The thing is, Vista is the OS for computers being built now and in the future. Microsoft is clearly only as big as they are now in part because of their dominance in the OEM channels; it is there they lay the groundwork for further Microsoft software to be sold.
It's a mutual relationship too of course - the OEM's want a platform that is going to run their odd boxes of magical hardware combinations with the least hassle and that will let their customers run the most software written by any Joe in his garage. Windows does that, and very well too. Proof in point is the game I'm playing right now - C a game over 10 years old, running just fine unmodified on Windows XP SP2. Could you run StarOffice from 10 years ago on Ubuntu Linux without manual modifying a single file? I think not.
But anyway, why Vista in particular? Why not XP if it works? Vista is, if nothing else, a multimedia upgrade from XP by a significant amount. It makes the bargain OEM machines look like they're not so crappy after all (Microsoft has invested billions into just how Vista looks and feels, and it shows). Not only that but you can (in theory) walk into a shop, but some 20euro game/utility for yourself and it'll probably work on Vista (probably less likely right now, but a situation that will improve). Vista/Windows is also just happens to be supported by a huge multi-billion dollar company too - OEMs have someone to sound off at when/if things go wrong.

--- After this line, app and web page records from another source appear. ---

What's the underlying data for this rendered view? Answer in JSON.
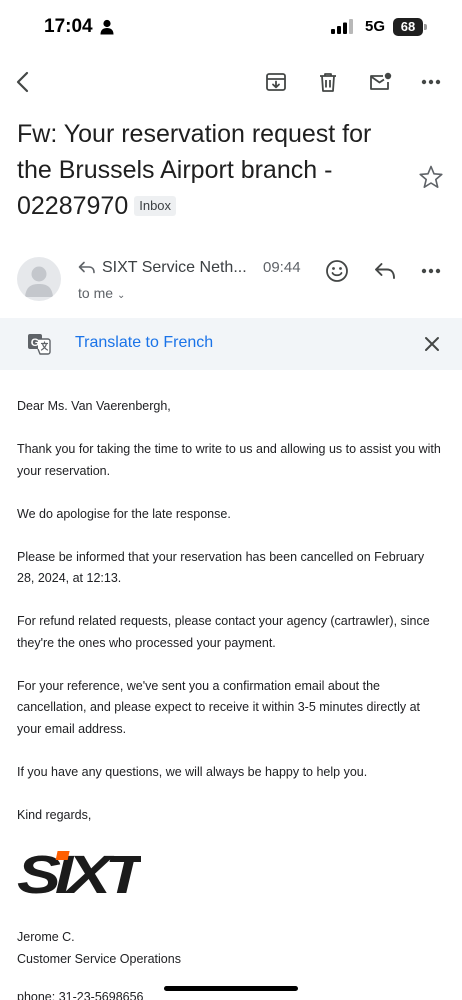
{
  "status_bar": {
    "time": "17:04",
    "network": "5G",
    "battery": "68"
  },
  "toolbar": {
    "icons": [
      "back-arrow-icon",
      "archive-icon",
      "delete-icon",
      "mark-unread-icon",
      "more-icon"
    ]
  },
  "subject": {
    "title": "Fw: Your reservation request for the Brussels Airport branch - 02287970",
    "label": "Inbox"
  },
  "sender": {
    "name": "SIXT Service Neth...",
    "time": "09:44",
    "recipient": "to me"
  },
  "translate": {
    "link": "Translate to French"
  },
  "body": {
    "paragraphs": [
      "Dear Ms. Van Vaerenbergh,",
      "Thank you for taking the time to write to us and allowing us to assist you with your reservation.",
      "We do apologise for the late response.",
      "Please be informed that your reservation has been cancelled on February 28, 2024, at 12:13.",
      "For refund related requests, please contact your agency (cartrawler), since they're the ones who processed your payment.",
      "For your reference, we've sent you a confirmation email about the cancellation, and please expect to receive it within 3-5 minutes directly at your email address.",
      "If you have any questions, we will always be happy to help you.",
      "Kind regards,"
    ],
    "logo_text": "SIXT",
    "signature_name": "Jerome C.",
    "signature_title": "Customer Service Operations",
    "phone": "phone: 31-23-5698656"
  },
  "colors": {
    "link_blue": "#1a73e8",
    "translate_bg": "#f2f5f8",
    "logo_orange": "#ff5f00"
  }
}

And that is all OEM's care about - that their machines look impressive, their customers can put their own crapware on it, and that there's someone to whine about when it goes wrong. The OEM's are driving here, not Microsoft - no one buys an OS no matter how cool the backgrounds! It's the OEMs that Vista was made for in my opinion - no one cares about the new kernel enhancements in real life, they are simply evolutionary steps that possibly should've been there in the first place. Not that they go unappreciated of course, but that's another matter.
So why make kernel changes if no-one will notice in the first place? Well, some reasons include avoiding negative press - the limp security aspect of Windows previous for instance caused a right storm in the press over various holes in the OS. Second, every system has to grow in all directions. Look at Linux for instance...with almost every new build of the kernel comes newer and more efficient ways of crunching data & managing resource - the difference is changes in Linux are more of a trickle. Windows needs to keep up, but gets major overhauls rather than trickle increments which is one reason for compatibility issues as mentioned earlier.
Also, DRM. Vista supports more DRM encoded material than previous versions (which too support most DRM media). It does not convert your normal media (mp3s, jpg images, avi videos) into DRM encoded versions. It just doesn't. However, if you come by some DRM media, Vista will be able to play/view it assuming you have the rights to. It's no big deal.
The Vista upgrade in many ways reminds me of the Windows 98 > XP upgrade. That too was a huge step too, except that Windows 2000 had been out previously for business mainly that took most of the compatibility stings out of the process. Still, there was plenty of wailing & gnashing of teeth when users took this jump. It worked out fine in the end, and certainly for the better. The same will be true of Vista.
So, to conclude: Vista is an upgrade from XP visually & technically. In my opinion, it does not warrant purchasing if you have another OS running fine, but more importantly it is there to make the OEMs look good; which are the people that will really sell Vista anyway. The issues being experienced by the new changes are temporary; it will not always be this way - things will only get better with the advent of properly written software, mature drivers, and possibly a service-pack.
I can't wait for Vienna to come around so I can hear all about people protesting by saying "Sod Vienna, I'm sticking with trusty Vista!"